__Information__:
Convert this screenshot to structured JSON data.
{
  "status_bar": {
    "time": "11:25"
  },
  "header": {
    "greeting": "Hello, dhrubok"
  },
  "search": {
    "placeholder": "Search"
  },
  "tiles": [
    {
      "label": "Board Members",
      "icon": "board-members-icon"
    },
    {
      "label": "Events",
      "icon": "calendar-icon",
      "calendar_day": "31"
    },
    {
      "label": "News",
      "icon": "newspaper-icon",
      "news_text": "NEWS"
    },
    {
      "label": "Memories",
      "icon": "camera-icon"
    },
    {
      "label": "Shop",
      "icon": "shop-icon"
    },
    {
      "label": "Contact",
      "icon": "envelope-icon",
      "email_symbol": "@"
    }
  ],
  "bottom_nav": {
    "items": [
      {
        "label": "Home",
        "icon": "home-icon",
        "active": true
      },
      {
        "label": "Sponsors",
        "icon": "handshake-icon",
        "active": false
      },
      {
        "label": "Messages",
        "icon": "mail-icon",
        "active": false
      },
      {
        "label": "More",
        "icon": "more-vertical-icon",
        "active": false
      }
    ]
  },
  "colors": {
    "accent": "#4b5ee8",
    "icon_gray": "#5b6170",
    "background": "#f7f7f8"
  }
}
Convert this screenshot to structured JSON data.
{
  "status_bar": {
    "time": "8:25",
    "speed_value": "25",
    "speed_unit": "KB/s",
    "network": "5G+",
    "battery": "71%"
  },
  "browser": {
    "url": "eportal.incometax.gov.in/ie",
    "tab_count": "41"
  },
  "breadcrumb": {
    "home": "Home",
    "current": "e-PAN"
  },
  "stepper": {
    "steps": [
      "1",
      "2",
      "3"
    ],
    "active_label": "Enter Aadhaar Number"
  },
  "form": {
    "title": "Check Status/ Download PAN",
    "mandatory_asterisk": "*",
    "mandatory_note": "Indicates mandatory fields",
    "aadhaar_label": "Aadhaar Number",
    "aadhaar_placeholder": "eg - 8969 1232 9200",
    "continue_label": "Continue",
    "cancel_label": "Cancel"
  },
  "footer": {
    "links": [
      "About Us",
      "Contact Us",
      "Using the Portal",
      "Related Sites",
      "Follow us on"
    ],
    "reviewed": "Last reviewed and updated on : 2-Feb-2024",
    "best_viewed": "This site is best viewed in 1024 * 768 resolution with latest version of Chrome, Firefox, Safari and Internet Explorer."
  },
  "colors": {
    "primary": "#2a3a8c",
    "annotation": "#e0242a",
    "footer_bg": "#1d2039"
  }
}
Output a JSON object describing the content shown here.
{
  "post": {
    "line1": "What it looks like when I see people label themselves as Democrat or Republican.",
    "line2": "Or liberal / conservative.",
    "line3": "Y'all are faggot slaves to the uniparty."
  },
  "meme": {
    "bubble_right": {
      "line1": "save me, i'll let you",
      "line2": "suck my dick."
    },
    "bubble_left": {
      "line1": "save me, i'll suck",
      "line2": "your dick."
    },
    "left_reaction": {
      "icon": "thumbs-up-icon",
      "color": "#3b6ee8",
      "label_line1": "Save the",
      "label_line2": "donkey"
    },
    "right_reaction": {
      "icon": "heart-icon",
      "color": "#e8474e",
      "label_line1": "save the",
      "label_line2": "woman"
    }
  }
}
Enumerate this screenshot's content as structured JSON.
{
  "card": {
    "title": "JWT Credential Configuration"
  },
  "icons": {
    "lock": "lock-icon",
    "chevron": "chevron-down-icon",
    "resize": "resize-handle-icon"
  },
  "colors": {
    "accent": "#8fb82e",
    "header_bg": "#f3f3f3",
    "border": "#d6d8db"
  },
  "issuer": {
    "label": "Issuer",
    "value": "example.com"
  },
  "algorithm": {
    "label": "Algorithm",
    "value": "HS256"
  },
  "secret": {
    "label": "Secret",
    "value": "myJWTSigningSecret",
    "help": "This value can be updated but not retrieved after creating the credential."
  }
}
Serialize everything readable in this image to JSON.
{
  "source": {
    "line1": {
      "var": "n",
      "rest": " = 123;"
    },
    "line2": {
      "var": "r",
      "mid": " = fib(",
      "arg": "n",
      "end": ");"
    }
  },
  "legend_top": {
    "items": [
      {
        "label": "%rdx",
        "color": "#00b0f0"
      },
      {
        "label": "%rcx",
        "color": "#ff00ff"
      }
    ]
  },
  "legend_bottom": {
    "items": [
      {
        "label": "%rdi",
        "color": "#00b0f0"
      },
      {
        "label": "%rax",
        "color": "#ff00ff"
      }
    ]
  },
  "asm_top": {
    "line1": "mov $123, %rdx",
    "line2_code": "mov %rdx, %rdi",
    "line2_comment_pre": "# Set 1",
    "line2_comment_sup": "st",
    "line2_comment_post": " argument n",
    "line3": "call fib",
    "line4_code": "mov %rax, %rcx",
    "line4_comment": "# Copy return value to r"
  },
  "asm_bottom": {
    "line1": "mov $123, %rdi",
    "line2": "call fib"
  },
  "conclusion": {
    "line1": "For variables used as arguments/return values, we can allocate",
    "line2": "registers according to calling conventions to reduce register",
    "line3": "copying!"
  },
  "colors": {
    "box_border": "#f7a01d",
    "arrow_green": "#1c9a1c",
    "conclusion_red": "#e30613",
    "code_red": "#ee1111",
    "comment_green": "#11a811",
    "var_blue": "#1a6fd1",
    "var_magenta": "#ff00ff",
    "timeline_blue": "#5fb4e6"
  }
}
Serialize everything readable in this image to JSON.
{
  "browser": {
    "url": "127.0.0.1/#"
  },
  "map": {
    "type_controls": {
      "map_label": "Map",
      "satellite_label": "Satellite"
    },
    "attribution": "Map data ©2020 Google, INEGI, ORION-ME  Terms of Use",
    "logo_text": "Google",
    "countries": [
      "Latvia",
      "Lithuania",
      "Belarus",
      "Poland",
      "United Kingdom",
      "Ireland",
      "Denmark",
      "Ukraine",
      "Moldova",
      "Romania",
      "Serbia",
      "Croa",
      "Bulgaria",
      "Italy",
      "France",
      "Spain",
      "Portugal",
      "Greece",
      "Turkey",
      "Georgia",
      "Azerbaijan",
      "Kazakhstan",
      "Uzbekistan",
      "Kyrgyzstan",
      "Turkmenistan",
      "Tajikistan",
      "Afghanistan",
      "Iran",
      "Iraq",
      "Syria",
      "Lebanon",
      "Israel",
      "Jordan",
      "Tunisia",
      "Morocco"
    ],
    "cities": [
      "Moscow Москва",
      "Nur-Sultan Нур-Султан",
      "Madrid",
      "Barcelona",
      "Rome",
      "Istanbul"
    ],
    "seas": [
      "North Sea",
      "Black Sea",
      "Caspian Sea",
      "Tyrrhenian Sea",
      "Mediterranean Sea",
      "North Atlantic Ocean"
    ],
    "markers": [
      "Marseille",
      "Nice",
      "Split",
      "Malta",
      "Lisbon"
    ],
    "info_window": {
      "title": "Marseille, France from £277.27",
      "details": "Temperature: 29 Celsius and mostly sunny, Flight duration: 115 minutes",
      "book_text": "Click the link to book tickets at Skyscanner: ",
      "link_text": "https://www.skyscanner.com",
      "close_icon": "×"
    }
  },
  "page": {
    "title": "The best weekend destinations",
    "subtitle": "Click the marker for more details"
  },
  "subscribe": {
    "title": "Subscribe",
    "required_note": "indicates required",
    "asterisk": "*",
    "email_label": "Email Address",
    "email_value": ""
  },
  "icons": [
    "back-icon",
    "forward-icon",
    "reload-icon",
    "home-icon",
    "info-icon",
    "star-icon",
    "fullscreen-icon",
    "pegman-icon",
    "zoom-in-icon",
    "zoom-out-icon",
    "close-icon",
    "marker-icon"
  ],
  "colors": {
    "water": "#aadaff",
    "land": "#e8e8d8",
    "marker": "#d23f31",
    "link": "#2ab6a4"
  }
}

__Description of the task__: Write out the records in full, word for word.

__Answer to this task__:
Convert this screenshot to structured JSON data.
{
  "status_bar": {
    "time": "11:25"
  },
  "header": {
    "greeting": "Hello, dhrubok"
  },
  "search": {
    "placeholder": "Search"
  },
  "tiles": [
    {
      "label": "Board Members",
      "icon": "board-members-icon"
    },
    {
      "label": "Events",
      "icon": "calendar-icon",
      "calendar_day": "31"
    },
    {
      "label": "News",
      "icon": "newspaper-icon",
      "news_text": "NEWS"
    },
    {
      "label": "Memories",
      "icon": "camera-icon"
    },
    {
      "label": "Shop",
      "icon": "shop-icon"
    },
    {
      "label": "Contact",
      "icon": "envelope-icon",
      "email_symbol": "@"
    }
  ],
  "bottom_nav": {
    "items": [
      {
        "label": "Home",
        "icon": "home-icon",
        "active": true
      },
      {
        "label": "Sponsors",
        "icon": "handshake-icon",
        "active": false
      },
      {
        "label": "Messages",
        "icon": "mail-icon",
        "active": false
      },
      {
        "label": "More",
        "icon": "more-vertical-icon",
        "active": false
      }
    ]
  },
  "colors": {
    "accent": "#4b5ee8",
    "icon_gray": "#5b6170",
    "background": "#f7f7f8"
  }
}
Convert this screenshot to structured JSON data.
{
  "status_bar": {
    "time": "8:25",
    "speed_value": "25",
    "speed_unit": "KB/s",
    "network": "5G+",
    "battery": "71%"
  },
  "browser": {
    "url": "eportal.incometax.gov.in/ie",
    "tab_count": "41"
  },
  "breadcrumb": {
    "home": "Home",
    "current": "e-PAN"
  },
  "stepper": {
    "steps": [
      "1",
      "2",
      "3"
    ],
    "active_label": "Enter Aadhaar Number"
  },
  "form": {
    "title": "Check Status/ Download PAN",
    "mandatory_asterisk": "*",
    "mandatory_note": "Indicates mandatory fields",
    "aadhaar_label": "Aadhaar Number",
    "aadhaar_placeholder": "eg - 8969 1232 9200",
    "continue_label": "Continue",
    "cancel_label": "Cancel"
  },
  "footer": {
    "links": [
      "About Us",
      "Contact Us",
      "Using the Portal",
      "Related Sites",
      "Follow us on"
    ],
    "reviewed": "Last reviewed and updated on : 2-Feb-2024",
    "best_viewed": "This site is best viewed in 1024 * 768 resolution with latest version of Chrome, Firefox, Safari and Internet Explorer."
  },
  "colors": {
    "primary": "#2a3a8c",
    "annotation": "#e0242a",
    "footer_bg": "#1d2039"
  }
}
Output a JSON object describing the content shown here.
{
  "post": {
    "line1": "What it looks like when I see people label themselves as Democrat or Republican.",
    "line2": "Or liberal / conservative.",
    "line3": "Y'all are faggot slaves to the uniparty."
  },
  "meme": {
    "bubble_right": {
      "line1": "save me, i'll let you",
      "line2": "suck my dick."
    },
    "bubble_left": {
      "line1": "save me, i'll suck",
      "line2": "your dick."
    },
    "left_reaction": {
      "icon": "thumbs-up-icon",
      "color": "#3b6ee8",
      "label_line1": "Save the",
      "label_line2": "donkey"
    },
    "right_reaction": {
      "icon": "heart-icon",
      "color": "#e8474e",
      "label_line1": "save the",
      "label_line2": "woman"
    }
  }
}
Enumerate this screenshot's content as structured JSON.
{
  "card": {
    "title": "JWT Credential Configuration"
  },
  "icons": {
    "lock": "lock-icon",
    "chevron": "chevron-down-icon",
    "resize": "resize-handle-icon"
  },
  "colors": {
    "accent": "#8fb82e",
    "header_bg": "#f3f3f3",
    "border": "#d6d8db"
  },
  "issuer": {
    "label": "Issuer",
    "value": "example.com"
  },
  "algorithm": {
    "label": "Algorithm",
    "value": "HS256"
  },
  "secret": {
    "label": "Secret",
    "value": "myJWTSigningSecret",
    "help": "This value can be updated but not retrieved after creating the credential."
  }
}
Serialize everything readable in this image to JSON.
{
  "source": {
    "line1": {
      "var": "n",
      "rest": " = 123;"
    },
    "line2": {
      "var": "r",
      "mid": " = fib(",
      "arg": "n",
      "end": ");"
    }
  },
  "legend_top": {
    "items": [
      {
        "label": "%rdx",
        "color": "#00b0f0"
      },
      {
        "label": "%rcx",
        "color": "#ff00ff"
      }
    ]
  },
  "legend_bottom": {
    "items": [
      {
        "label": "%rdi",
        "color": "#00b0f0"
      },
      {
        "label": "%rax",
        "color": "#ff00ff"
      }
    ]
  },
  "asm_top": {
    "line1": "mov $123, %rdx",
    "line2_code": "mov %rdx, %rdi",
    "line2_comment_pre": "# Set 1",
    "line2_comment_sup": "st",
    "line2_comment_post": " argument n",
    "line3": "call fib",
    "line4_code": "mov %rax, %rcx",
    "line4_comment": "# Copy return value to r"
  },
  "asm_bottom": {
    "line1": "mov $123, %rdi",
    "line2": "call fib"
  },
  "conclusion": {
    "line1": "For variables used as arguments/return values, we can allocate",
    "line2": "registers according to calling conventions to reduce register",
    "line3": "copying!"
  },
  "colors": {
    "box_border": "#f7a01d",
    "arrow_green": "#1c9a1c",
    "conclusion_red": "#e30613",
    "code_red": "#ee1111",
    "comment_green": "#11a811",
    "var_blue": "#1a6fd1",
    "var_magenta": "#ff00ff",
    "timeline_blue": "#5fb4e6"
  }
}
Serialize everything readable in this image to JSON.
{
  "browser": {
    "url": "127.0.0.1/#"
  },
  "map": {
    "type_controls": {
      "map_label": "Map",
      "satellite_label": "Satellite"
    },
    "attribution": "Map data ©2020 Google, INEGI, ORION-ME  Terms of Use",
    "logo_text": "Google",
    "countries": [
      "Latvia",
      "Lithuania",
      "Belarus",
      "Poland",
      "United Kingdom",
      "Ireland",
      "Denmark",
      "Ukraine",
      "Moldova",
      "Romania",
      "Serbia",
      "Croa",
      "Bulgaria",
      "Italy",
      "France",
      "Spain",
      "Portugal",
      "Greece",
      "Turkey",
      "Georgia",
      "Azerbaijan",
      "Kazakhstan",
      "Uzbekistan",
      "Kyrgyzstan",
      "Turkmenistan",
      "Tajikistan",
      "Afghanistan",
      "Iran",
      "Iraq",
      "Syria",
      "Lebanon",
      "Israel",
      "Jordan",
      "Tunisia",
      "Morocco"
    ],
    "cities": [
      "Moscow Москва",
      "Nur-Sultan Нур-Султан",
      "Madrid",
      "Barcelona",
      "Rome",
      "Istanbul"
    ],
    "seas": [
      "North Sea",
      "Black Sea",
      "Caspian Sea",
      "Tyrrhenian Sea",
      "Mediterranean Sea",
      "North Atlantic Ocean"
    ],
    "markers": [
      "Marseille",
      "Nice",
      "Split",
      "Malta",
      "Lisbon"
    ],
    "info_window": {
      "title": "Marseille, France from £277.27",
      "details": "Temperature: 29 Celsius and mostly sunny, Flight duration: 115 minutes",
      "book_text": "Click the link to book tickets at Skyscanner: ",
      "link_text": "https://www.skyscanner.com",
      "close_icon": "×"
    }
  },
  "page": {
    "title": "The best weekend destinations",
    "subtitle": "Click the marker for more details"
  },
  "subscribe": {
    "title": "Subscribe",
    "required_note": "indicates required",
    "asterisk": "*",
    "email_label": "Email Address",
    "email_value": ""
  },
  "icons": [
    "back-icon",
    "forward-icon",
    "reload-icon",
    "home-icon",
    "info-icon",
    "star-icon",
    "fullscreen-icon",
    "pegman-icon",
    "zoom-in-icon",
    "zoom-out-icon",
    "close-icon",
    "marker-icon"
  ],
  "colors": {
    "water": "#aadaff",
    "land": "#e8e8d8",
    "marker": "#d23f31",
    "link": "#2ab6a4"
  }
}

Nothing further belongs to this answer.